As the year draws to a close and the nights draw in, candlelit reading becomes an absolute essential. November marks the launch of the perfect accompaniment: Sarah Schofield’s Safely Gathered In. Published by the incredible Manchester-based Comma Press, this electric short story collection is definitely one to add to your winter reading list.
“A woman grows increasingly annoyed by her husband’s emails, offering advice and reminders even months after his death… A taxidermist dreams of preserving one of his clients after she takes him out for a coffee… A grieving nurse is troubled by her daughter’s fascination with The Iron Lady…”
With style comparable to Sarah Moss and the ability to evoke unease like Naomi Booth, Schofield’s storytelling certainly leaves a mark on her readers. One of the potent threads running through the collection is an obsession with objects. Schofield interrogates how they define us, our relationship to them and what they can eventually come to represent. This is the feeling delivered by the title story – Safely Gathered In – crafted in list formation to depict the contents of a series of storage units. While the idea seems simple, I loved how these inventories brought people and personalities to life without making their presence known. Powerful and unsettling, this story really sets the tone for the whole collection.
My favourite story opens the collection, cleverly entitled Dead Man’s Switch. Emmy, the plot’s protagonist, grows increasingly annoyed by her husband’s emails offering advice and reminders even months after his death. Whether it’s home insurance or her upcoming MOT, David’s words of wisdom continue to arrive in her inbox. Sharing the annoyance with her sister Kath as she tries to move on with new partner Gary, the speight of emails allow Emmy to reflect on her old relationship as well as the new. I loved how this story sparked thoughts about technology and how the modern age we’re living in allows us to extend our lives beyond expiration. Schofield also played with objects in this story to experiment with ideas of memory, loss and grief. Fisherman’s Friends, knitting needles, old books. All of these objects define something, and the author allows the reader enough space to decide what that is.
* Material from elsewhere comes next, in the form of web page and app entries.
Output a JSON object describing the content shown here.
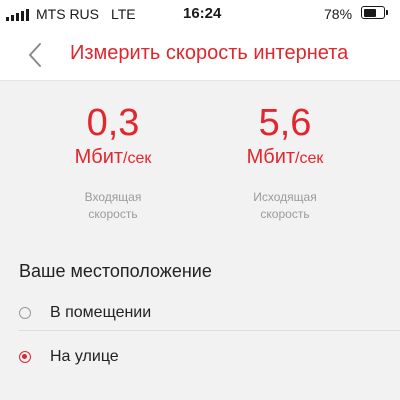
{
  "status_bar": {
    "carrier": "MTS RUS",
    "network": "LTE",
    "time": "16:24",
    "battery_percent": "78%",
    "battery_level": 0.78
  },
  "header": {
    "back_icon": "chevron-left-icon",
    "title": "Измерить скорость интернета"
  },
  "speeds": {
    "download": {
      "value": "0,3",
      "unit_main": "Мбит",
      "unit_sub": "/сек",
      "caption_line1": "Входящая",
      "caption_line2": "скорость"
    },
    "upload": {
      "value": "5,6",
      "unit_main": "Мбит",
      "unit_sub": "/сек",
      "caption_line1": "Исходящая",
      "caption_line2": "скорость"
    }
  },
  "location": {
    "title": "Ваше местоположение",
    "options": [
      {
        "label": "В помещении",
        "selected": false
      },
      {
        "label": "На улице",
        "selected": true
      }
    ]
  },
  "colors": {
    "accent": "#e1262d",
    "background": "#f2f2f3",
    "muted_text": "#9b9b9b"
  }
}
“It’s their last day on the beach and Emmy slips out her phone while Gary goes to get ice creams. There is another email from David. It is a reminder to cancel or renew their wine subscription. She scrunches her toes into the sand, heat flashing behind her eyes. She presses reply.”
Another critical theme reflected in Schofield’s stories is motherhood. Keenly observed and told with captivating honesty, she captures the trials and tribulations of family life. In Termination Happy Meal, a mother takes her teenage daughter to a McDonalds, presumably after visiting the abortion clinic. Told over less than two pages, the story casts a searing light on the wrought
nature of mother-daughter relationships. Again explored through objects in the story, Schofield brings to life the conflicts of growing up and the decisions that define our lives. For a story of so few words, it really is a triumph.
I was lucky enough to hear Sarah read from her collection at a pre-launch event: a short story salon hosted by Blackwell’s Manchester. Reading alongside the incredible Lucie McKnight Hardy and Vanessa Onwuemezi, it was a fantastic opportunity to hear more about the collection in real life after such a long time without in-person book events. Schofield read eloquently and gave some key insights about her craft, particularly how she likes to write and how her stories come together. If you’re looking for a true example of how to create haunting, bold and brilliant short fiction, Sarah Schofield is the beacon to look to.
Safely Gathered In was published in early November 2021 by Comma Press. Support your local bookshop or buy your copy here.
Words: Beth Barker
Beth wanted to contribute a monthly review to NRTH LASS in order to shine a light on Northern women writing great books. The North is very much underrepresented in publishing and she hopes a monthly review throughout 2021 will showcase the talent Northern women have to offer.